— Problem statement —
For the word "Erkek", report how many lines of the records below contain it, and nothing more.
'''
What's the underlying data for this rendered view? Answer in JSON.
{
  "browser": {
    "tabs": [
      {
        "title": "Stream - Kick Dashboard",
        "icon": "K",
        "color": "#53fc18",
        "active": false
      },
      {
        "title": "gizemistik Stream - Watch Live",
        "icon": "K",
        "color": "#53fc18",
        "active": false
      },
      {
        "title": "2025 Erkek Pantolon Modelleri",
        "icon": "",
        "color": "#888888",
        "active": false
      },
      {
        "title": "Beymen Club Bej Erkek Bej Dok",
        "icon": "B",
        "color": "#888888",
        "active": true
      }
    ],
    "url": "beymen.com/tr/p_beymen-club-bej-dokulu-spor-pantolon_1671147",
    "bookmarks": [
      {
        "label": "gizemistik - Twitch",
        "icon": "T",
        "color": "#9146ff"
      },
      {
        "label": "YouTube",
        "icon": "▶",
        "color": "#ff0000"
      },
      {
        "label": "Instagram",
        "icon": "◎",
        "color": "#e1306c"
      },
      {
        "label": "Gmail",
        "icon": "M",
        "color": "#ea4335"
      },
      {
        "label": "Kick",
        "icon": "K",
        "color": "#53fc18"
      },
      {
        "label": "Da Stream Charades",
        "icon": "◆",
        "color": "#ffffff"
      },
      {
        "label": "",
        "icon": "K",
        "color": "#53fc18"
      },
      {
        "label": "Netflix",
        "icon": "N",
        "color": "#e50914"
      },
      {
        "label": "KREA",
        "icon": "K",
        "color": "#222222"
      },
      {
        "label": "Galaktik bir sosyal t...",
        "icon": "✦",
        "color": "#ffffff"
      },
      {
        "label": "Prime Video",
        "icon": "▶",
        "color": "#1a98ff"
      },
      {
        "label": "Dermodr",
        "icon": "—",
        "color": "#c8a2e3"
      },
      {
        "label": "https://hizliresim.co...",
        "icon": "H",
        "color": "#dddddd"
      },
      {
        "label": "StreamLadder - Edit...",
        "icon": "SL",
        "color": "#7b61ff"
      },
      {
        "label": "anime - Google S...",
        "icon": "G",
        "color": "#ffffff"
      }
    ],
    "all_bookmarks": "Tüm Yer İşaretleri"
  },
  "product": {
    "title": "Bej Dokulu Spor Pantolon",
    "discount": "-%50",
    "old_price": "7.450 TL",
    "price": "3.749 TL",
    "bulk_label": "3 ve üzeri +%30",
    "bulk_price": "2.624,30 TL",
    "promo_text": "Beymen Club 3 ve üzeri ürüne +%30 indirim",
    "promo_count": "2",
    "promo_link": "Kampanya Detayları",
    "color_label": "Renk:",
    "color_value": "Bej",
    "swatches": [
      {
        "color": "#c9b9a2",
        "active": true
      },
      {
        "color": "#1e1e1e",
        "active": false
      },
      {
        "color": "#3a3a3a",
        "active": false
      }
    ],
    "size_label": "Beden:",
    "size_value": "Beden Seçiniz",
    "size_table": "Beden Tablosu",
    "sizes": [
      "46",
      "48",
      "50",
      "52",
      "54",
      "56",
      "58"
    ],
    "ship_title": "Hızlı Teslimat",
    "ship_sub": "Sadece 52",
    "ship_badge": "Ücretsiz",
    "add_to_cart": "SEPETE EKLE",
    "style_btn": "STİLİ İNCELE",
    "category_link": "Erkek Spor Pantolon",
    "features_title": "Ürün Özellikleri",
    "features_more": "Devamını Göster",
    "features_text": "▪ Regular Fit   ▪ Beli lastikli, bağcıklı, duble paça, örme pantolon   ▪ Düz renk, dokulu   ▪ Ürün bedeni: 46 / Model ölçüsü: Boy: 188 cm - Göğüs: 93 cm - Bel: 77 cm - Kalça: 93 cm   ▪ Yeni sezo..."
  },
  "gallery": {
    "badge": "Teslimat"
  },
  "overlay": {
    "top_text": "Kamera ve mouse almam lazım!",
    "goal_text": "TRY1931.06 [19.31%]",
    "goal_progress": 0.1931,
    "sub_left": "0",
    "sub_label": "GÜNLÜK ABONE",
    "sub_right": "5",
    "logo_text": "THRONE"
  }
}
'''
— Response below —
3